“Writing is a process in which we discover what lives in us. The writing itself reveals to us what is alive in us. The deepest satisfaction of writing is precisely that it opens up new spaces within us which we were not aware of before we started to write. To write is to embark on a journey of which we do not know the final destination.” -Henri Nouwen
I have always struggled with composing on screen. There is something visceral about a pen and paper, and scribbling as the words pour out of your mind. While I have grown more able to compose on screen, after years of writing papers and emails and previous blogs, when I write, really write, I am at my best with a gel ink pen, preferably purple, and a lined notebook of just the right size.
Writing is absolutely a sacred space. I have friends for whom the theatre is their church, and I can feel that deeply during the right rehearsal or performance. But when I put pen to paper, especially in a community of others doing the same, it is one of the deepest forms of communion. Communion with myself – time that is just for me, and my thoughts and my words. Communion with the universe/God(dess)/spirit world – opening myself to whatever pours through me in those moments – and there has been more than one poem that has poured out from somewhere beyond myself. Communion with other writers/artists who are adding to the creative energy of the space and time where we all write together.
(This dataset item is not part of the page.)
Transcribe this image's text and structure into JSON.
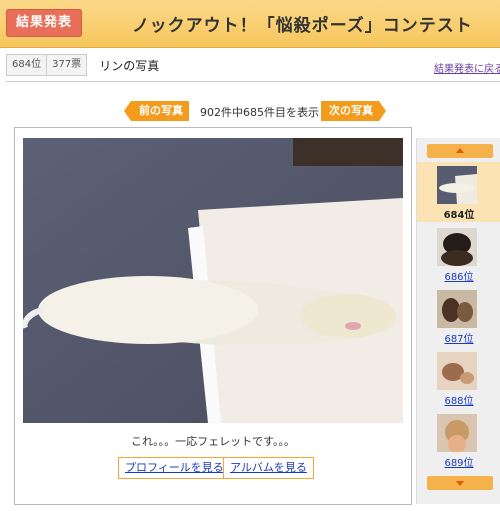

What I miss about having a spiritual community, I have in many ways rediscovered in my writing community. What I miss about having a spiritual practice I can sometimes touch in my writing practice. I miss the ritual of church, but in many ways, I’ve found a different kind of church.
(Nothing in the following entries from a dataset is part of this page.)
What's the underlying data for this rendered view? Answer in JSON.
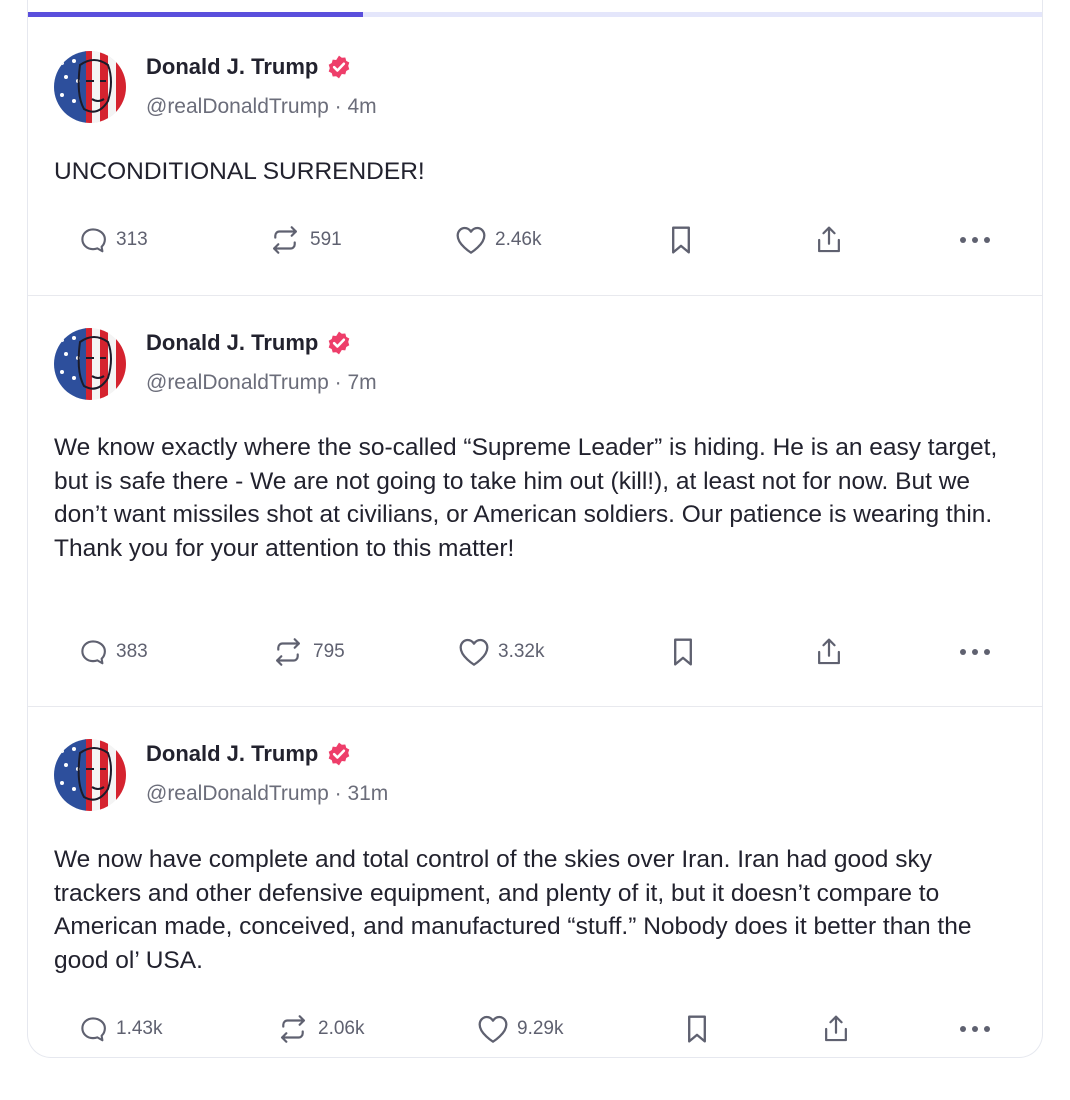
{
  "theme": {
    "accent": "#5a4fdc",
    "verified": "#ee3e6a",
    "text": "#22222e",
    "muted": "#6b6d7a"
  },
  "progress": {
    "fraction": 0.33
  },
  "posts": [
    {
      "author": {
        "name": "Donald J. Trump",
        "handle": "@realDonaldTrump",
        "verified": true,
        "avatar": "flag-portrait"
      },
      "time": "4m",
      "text": "UNCONDITIONAL SURRENDER!",
      "stats": {
        "replies": "313",
        "reposts": "591",
        "likes": "2.46k"
      }
    },
    {
      "author": {
        "name": "Donald J. Trump",
        "handle": "@realDonaldTrump",
        "verified": true,
        "avatar": "flag-portrait"
      },
      "time": "7m",
      "text": "We know exactly where the so-called “Supreme Leader” is hiding. He is an easy target, but is safe there - We are not going to take him out (kill!), at least not for now. But we don’t want missiles shot at civilians, or American soldiers. Our patience is wearing thin. Thank you for your attention to this matter!",
      "stats": {
        "replies": "383",
        "reposts": "795",
        "likes": "3.32k"
      }
    },
    {
      "author": {
        "name": "Donald J. Trump",
        "handle": "@realDonaldTrump",
        "verified": true,
        "avatar": "flag-portrait"
      },
      "time": "31m",
      "text": "We now have complete and total control of the skies over Iran. Iran had good sky trackers and other defensive equipment, and plenty of it, but it doesn’t compare to American made, conceived, and manufactured “stuff.” Nobody does it better than the good ol’ USA.",
      "stats": {
        "replies": "1.43k",
        "reposts": "2.06k",
        "likes": "9.29k"
      }
    }
  ],
  "icons": {
    "reply": "reply-icon",
    "repost": "repost-icon",
    "like": "heart-icon",
    "bookmark": "bookmark-icon",
    "share": "share-icon",
    "more": "more-icon",
    "verified": "verified-badge-icon"
  }
}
It gets harder to write each day…already the drive is waning…the focus and attention to daily practice gets harder…and I guess that is the point.
There are so many things I want to change. I want a daily writing practice, a daily meditation practice, a daily fitness practice. I want to find a spiritual community. I want to find self-definition that is real. But I can’t do it all at once.
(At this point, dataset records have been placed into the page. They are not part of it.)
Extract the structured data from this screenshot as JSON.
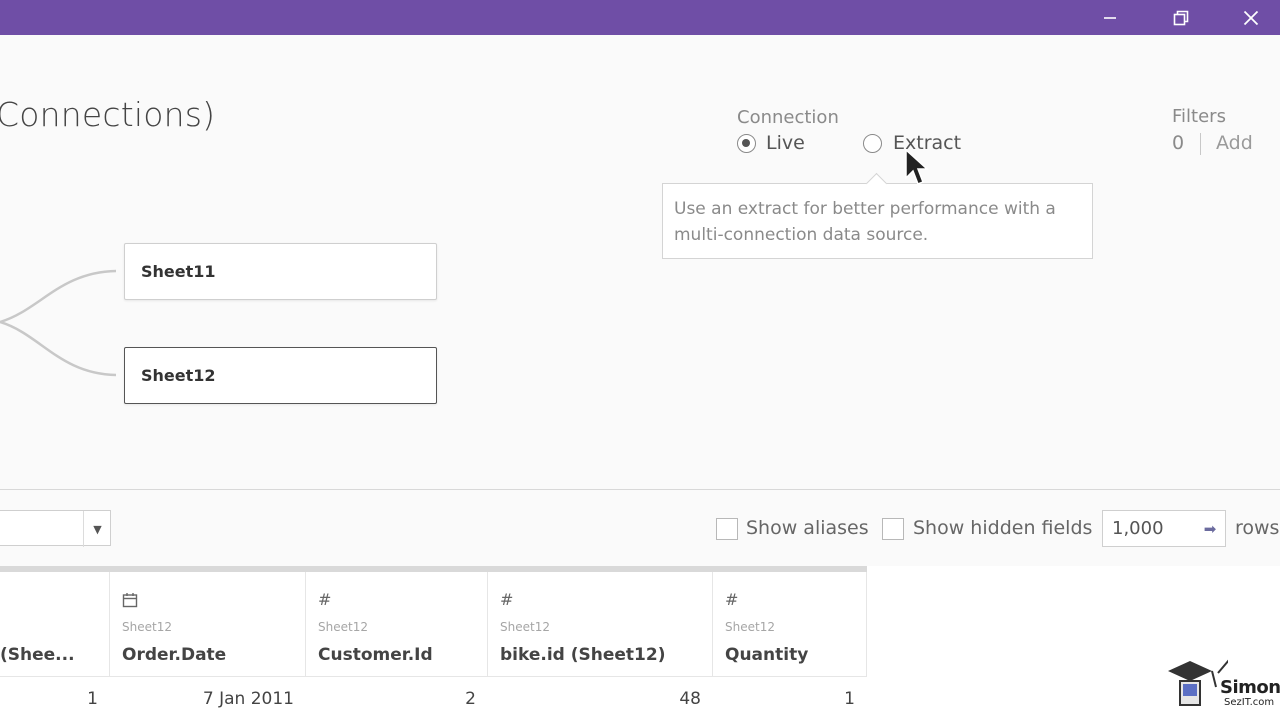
{
  "window": {
    "titlebar_color": "#6f4ea6",
    "buttons": [
      "minimize-icon",
      "restore-icon",
      "close-icon"
    ]
  },
  "datasource": {
    "title": "Connections)"
  },
  "connection": {
    "label": "Connection",
    "options": [
      {
        "label": "Live",
        "selected": true
      },
      {
        "label": "Extract",
        "selected": false
      }
    ],
    "tooltip": "Use an extract for better performance with a multi-connection data source."
  },
  "filters": {
    "label": "Filters",
    "count": "0",
    "add_label": "Add"
  },
  "tables": [
    {
      "name": "Sheet11"
    },
    {
      "name": "Sheet12"
    }
  ],
  "toolbar": {
    "show_aliases": "Show aliases",
    "show_hidden": "Show hidden fields",
    "rows_value": "1,000",
    "rows_label": "rows"
  },
  "grid": {
    "columns": [
      {
        "icon": "",
        "source": "",
        "name": "(Shee..."
      },
      {
        "icon": "calendar-icon",
        "source": "Sheet12",
        "name": "Order.Date"
      },
      {
        "icon": "number-icon",
        "source": "Sheet12",
        "name": "Customer.Id"
      },
      {
        "icon": "number-icon",
        "source": "Sheet12",
        "name": "bike.id (Sheet12)"
      },
      {
        "icon": "number-icon",
        "source": "Sheet12",
        "name": "Quantity"
      }
    ],
    "rows": [
      [
        "1",
        "7 Jan 2011",
        "2",
        "48",
        "1"
      ]
    ]
  },
  "watermark": {
    "name": "Simon",
    "sub": "SezIT.com"
  }
}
So this is where it begins. With daily writing practice rooted in something that has been a part of me for as long as I can remember…the practice of faith. And I know this won’t be the only day when it is hard. When there are fifteen minutes left in the day and I haven’t written yet. When I read faith-based websites and personal meditations hoping for inspiration. And then it comes back to this. Sit at computer and write. Practice is only that. Sit at computer and write.
Maybe what I write on those days won’t be as “inspired” or “exciting” but that isn’t the point. The point is the practice. The point is to write.
In the twenty minutes of wandering the internet for inspiration, the one thing I kept encountering was the question of what habits are holding you back. Perhaps what I’m finding as I wander through this entry tonight is that it’s the lack of habitual behaviors that holds me back. I have 40 days to form a “habit” of daily writing practice. Let’s hope it sticks.
Lent is not about giving something up.
I am a Catholic-raised woman, and I know that this sounds strange coming from me. Throughout my youth I gave up ice cream, saltines, various other treats. But the meaning of the sacrifice was never really apparent in the action.
During college, I heard a homily about lent. Fr. Joe spoke about lent as a time to simplify. This resonated with me. Not to give things up just for the sake of giving things up, but to give things up that are superfluous, unnecessary.
But let’s take it to a different place. Lent is a time that Christ spent in the desert…while it’s certain that this was a time of simplicity, it was also a time of reflection. I choose to embrace both.
As I struggle on my rocky Christian path to discover what this journey is all about, I am choosing to take this lent as a time of reflection. To write each day about the trivial and the transcendent, but most importantly to write EACH DAY. Not as a sacrifice, or a penance. Not to give up another less worthy activity. But because writing is meditation, and reflection, and journey. And I need those things on my way to the rebirth of self-discovery.